▶ **PROBLEM TO SOLVE**
Count the lines containing "What" in the entries underneath, and state that count without anything else.

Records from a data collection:
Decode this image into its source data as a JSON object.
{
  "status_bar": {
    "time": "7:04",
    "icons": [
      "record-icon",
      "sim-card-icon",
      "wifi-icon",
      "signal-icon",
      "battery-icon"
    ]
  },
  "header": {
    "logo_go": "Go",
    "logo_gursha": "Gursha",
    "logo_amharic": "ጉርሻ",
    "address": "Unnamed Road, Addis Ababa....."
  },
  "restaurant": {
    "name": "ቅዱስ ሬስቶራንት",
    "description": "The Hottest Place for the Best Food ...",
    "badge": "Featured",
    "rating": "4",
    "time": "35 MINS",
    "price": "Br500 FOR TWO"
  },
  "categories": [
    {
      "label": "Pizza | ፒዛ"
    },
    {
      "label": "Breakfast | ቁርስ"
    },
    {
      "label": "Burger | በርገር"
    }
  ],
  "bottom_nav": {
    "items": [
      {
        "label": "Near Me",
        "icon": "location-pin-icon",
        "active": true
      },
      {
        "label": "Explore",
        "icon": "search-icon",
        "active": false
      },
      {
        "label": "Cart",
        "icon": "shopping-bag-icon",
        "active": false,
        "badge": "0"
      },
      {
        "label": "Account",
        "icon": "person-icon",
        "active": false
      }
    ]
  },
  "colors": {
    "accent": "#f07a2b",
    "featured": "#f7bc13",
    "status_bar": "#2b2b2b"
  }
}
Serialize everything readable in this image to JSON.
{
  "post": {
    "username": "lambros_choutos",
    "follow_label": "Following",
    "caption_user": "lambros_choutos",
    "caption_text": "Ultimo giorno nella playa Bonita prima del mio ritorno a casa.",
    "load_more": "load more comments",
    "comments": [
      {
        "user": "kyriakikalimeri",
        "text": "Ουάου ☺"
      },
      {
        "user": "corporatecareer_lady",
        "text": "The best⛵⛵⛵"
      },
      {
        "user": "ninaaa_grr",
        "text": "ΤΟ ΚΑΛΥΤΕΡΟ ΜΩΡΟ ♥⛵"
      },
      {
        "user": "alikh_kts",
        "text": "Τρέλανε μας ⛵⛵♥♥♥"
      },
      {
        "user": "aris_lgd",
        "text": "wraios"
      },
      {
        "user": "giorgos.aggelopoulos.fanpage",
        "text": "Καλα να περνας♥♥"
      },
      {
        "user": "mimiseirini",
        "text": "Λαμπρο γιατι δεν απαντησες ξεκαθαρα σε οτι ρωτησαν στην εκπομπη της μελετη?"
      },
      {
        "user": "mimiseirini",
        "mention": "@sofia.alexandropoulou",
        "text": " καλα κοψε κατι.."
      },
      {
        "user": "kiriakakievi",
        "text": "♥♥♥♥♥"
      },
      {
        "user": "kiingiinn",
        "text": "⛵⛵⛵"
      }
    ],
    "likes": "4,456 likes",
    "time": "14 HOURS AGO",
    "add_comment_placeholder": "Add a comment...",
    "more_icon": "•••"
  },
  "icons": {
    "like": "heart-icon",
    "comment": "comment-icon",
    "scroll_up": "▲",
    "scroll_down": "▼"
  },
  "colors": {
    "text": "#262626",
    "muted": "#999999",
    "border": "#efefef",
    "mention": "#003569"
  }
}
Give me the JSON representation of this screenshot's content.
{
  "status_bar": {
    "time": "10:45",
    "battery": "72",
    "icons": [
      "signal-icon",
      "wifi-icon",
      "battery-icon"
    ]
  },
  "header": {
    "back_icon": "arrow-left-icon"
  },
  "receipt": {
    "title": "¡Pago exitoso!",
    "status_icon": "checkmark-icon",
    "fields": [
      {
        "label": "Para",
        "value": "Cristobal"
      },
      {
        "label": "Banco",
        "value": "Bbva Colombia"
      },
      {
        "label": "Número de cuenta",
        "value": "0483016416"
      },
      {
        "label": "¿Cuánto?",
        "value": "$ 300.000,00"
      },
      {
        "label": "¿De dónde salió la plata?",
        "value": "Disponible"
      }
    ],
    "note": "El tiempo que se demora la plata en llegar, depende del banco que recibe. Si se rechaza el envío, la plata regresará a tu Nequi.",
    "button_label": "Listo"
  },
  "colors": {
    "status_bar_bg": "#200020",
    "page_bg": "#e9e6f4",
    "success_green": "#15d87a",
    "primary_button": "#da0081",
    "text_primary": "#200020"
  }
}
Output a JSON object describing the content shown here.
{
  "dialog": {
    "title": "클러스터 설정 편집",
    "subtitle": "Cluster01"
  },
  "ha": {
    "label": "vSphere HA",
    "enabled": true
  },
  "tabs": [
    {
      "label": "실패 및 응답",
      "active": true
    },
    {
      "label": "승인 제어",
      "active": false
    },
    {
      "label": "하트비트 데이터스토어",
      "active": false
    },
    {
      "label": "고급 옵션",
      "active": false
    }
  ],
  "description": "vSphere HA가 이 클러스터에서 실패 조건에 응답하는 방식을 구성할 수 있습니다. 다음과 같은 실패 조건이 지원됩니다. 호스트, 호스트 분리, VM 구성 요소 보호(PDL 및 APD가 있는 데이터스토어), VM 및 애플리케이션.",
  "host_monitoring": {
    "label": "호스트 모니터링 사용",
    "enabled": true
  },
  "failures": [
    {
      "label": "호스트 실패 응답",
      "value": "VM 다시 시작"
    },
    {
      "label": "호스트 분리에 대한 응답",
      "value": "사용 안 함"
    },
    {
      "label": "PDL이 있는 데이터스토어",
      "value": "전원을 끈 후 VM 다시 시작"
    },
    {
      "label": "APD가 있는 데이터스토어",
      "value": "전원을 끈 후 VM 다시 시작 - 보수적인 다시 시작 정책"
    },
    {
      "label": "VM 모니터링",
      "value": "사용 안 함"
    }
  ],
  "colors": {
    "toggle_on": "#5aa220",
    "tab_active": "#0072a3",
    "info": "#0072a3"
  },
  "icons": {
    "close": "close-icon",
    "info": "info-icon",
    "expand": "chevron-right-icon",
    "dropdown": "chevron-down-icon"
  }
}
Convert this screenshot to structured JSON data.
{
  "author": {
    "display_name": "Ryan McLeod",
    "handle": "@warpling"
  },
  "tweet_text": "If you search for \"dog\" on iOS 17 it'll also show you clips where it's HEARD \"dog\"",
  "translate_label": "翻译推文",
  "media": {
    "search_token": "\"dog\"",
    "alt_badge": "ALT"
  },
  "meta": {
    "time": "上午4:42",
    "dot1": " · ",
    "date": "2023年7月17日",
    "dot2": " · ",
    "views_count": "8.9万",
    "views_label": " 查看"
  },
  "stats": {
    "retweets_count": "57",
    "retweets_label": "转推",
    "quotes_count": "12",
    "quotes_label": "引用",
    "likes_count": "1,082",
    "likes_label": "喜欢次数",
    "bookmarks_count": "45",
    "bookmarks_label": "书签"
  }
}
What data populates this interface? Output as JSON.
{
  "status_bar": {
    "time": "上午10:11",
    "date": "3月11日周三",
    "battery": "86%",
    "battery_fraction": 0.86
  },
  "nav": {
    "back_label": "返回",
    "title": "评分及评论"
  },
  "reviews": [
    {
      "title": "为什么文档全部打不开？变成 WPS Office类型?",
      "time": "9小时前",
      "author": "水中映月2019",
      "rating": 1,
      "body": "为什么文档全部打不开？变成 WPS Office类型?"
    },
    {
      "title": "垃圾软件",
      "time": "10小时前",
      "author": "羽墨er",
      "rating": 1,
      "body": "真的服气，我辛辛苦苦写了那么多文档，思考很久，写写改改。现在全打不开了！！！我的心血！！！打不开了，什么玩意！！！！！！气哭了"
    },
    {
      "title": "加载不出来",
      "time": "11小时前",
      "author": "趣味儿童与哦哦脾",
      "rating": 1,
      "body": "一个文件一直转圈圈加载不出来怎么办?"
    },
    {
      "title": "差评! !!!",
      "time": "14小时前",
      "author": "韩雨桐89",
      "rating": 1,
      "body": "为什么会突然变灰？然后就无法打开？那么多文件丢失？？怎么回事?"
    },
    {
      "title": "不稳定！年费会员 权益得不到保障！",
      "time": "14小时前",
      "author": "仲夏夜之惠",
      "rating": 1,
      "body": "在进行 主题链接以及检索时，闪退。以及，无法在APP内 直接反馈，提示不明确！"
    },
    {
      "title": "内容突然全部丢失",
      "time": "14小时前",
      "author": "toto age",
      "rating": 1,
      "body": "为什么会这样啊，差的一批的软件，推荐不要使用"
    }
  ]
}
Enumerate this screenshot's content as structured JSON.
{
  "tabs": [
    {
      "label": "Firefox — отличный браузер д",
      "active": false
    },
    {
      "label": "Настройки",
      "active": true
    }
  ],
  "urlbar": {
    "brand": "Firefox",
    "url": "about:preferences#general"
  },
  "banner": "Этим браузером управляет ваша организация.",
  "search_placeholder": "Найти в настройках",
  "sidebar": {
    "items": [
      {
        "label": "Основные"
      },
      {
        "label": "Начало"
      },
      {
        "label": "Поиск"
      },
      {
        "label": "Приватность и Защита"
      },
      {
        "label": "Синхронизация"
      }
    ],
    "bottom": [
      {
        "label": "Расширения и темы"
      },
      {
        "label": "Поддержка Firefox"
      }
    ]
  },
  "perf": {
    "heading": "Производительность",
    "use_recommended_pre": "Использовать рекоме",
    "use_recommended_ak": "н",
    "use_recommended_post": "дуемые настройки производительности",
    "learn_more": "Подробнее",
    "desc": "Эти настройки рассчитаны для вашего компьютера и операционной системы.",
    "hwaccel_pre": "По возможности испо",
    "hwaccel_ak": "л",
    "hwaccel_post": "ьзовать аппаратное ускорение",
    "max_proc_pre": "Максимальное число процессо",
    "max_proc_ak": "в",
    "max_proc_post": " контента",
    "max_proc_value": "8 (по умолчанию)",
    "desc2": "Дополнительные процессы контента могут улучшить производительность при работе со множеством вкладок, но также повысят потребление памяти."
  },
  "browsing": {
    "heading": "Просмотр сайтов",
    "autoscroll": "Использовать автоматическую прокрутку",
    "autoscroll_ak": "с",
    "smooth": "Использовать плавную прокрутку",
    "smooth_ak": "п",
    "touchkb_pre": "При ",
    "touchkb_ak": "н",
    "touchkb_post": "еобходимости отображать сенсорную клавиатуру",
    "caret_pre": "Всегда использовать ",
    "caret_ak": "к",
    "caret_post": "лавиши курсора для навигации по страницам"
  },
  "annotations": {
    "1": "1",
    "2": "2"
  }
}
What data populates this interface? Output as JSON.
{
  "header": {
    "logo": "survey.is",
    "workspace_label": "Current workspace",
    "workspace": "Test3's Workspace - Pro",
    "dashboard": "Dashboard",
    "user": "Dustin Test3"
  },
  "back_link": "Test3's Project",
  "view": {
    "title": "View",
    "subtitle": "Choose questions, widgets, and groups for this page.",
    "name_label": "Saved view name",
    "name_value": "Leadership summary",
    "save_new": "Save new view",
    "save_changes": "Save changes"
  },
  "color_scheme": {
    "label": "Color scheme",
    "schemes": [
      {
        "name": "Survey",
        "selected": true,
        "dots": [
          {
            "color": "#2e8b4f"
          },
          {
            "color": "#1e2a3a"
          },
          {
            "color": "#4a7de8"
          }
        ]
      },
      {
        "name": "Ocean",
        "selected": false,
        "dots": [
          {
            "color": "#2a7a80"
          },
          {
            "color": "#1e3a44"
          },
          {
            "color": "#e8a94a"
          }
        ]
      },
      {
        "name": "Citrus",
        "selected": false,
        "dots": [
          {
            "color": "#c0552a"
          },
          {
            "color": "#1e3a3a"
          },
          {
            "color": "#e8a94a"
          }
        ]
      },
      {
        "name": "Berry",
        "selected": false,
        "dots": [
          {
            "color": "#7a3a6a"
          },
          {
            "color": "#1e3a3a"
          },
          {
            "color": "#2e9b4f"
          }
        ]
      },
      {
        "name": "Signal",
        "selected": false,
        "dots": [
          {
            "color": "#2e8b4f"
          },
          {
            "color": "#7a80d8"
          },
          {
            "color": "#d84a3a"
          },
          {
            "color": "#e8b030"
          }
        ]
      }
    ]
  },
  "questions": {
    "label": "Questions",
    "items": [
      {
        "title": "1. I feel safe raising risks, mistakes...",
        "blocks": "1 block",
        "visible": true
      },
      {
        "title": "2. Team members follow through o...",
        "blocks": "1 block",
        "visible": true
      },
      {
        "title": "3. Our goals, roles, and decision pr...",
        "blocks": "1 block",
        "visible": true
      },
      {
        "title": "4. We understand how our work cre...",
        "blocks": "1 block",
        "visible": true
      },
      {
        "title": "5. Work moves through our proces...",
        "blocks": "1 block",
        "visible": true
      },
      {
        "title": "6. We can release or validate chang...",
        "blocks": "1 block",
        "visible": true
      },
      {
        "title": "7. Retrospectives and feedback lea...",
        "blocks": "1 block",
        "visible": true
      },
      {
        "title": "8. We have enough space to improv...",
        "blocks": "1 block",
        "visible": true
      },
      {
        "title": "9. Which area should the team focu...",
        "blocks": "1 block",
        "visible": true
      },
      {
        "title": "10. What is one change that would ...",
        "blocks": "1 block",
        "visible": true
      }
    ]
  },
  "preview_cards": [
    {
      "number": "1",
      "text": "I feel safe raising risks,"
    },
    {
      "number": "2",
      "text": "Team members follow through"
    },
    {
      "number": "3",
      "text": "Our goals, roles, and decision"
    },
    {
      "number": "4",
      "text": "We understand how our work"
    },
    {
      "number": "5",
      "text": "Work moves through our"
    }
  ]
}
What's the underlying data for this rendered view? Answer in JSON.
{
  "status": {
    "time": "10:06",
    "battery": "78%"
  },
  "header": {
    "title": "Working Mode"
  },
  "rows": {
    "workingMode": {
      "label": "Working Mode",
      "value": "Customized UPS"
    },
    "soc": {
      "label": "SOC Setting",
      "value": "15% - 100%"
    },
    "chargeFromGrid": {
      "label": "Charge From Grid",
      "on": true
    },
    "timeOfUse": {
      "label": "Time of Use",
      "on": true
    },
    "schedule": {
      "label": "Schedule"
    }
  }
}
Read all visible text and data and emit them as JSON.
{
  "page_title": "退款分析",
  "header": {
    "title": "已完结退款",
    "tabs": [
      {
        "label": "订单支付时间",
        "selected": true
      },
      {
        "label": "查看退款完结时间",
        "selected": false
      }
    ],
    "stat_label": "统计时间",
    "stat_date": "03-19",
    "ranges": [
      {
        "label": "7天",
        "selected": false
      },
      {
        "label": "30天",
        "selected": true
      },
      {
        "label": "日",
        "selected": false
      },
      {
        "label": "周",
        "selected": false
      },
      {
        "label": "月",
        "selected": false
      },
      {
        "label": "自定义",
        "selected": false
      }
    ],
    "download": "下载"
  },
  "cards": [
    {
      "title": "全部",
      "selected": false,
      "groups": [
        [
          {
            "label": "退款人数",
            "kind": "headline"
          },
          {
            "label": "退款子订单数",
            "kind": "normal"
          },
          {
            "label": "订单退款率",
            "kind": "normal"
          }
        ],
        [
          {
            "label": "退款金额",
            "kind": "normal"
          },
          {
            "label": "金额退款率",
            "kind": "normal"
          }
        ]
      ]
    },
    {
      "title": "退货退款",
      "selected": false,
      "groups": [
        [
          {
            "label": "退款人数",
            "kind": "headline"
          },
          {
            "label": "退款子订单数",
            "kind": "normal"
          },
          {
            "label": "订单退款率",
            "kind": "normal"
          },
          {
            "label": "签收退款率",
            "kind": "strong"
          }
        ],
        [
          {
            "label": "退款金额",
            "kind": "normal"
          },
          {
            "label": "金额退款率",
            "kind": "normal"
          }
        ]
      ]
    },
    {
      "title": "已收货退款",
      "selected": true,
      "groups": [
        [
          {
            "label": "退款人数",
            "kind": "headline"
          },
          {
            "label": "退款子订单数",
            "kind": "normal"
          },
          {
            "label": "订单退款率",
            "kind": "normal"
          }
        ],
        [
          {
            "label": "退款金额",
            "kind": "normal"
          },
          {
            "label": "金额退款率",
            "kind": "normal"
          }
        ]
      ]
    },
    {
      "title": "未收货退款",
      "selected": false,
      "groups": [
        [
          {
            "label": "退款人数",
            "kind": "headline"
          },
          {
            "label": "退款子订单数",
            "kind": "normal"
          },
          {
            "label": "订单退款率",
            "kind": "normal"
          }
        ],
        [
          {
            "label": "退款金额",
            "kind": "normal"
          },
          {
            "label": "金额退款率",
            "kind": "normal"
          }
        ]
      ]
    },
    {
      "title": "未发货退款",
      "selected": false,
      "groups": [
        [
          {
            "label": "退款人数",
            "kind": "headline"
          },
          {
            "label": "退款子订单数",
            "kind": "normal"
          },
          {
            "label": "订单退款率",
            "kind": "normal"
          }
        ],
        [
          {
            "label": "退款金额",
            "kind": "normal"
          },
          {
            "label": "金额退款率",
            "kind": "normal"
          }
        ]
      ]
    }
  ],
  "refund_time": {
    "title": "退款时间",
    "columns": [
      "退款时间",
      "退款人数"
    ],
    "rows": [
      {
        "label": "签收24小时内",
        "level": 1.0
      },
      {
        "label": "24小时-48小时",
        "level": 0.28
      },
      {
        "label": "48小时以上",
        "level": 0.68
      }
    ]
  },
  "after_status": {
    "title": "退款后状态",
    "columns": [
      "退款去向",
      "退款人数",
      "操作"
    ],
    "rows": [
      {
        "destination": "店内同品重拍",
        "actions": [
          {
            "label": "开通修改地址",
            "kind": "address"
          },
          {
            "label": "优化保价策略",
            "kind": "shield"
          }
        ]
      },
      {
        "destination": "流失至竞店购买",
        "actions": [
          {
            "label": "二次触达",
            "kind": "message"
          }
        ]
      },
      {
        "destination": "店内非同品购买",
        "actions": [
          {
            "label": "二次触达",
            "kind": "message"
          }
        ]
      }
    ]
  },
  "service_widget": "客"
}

▶ **RESPONSE AREA**
4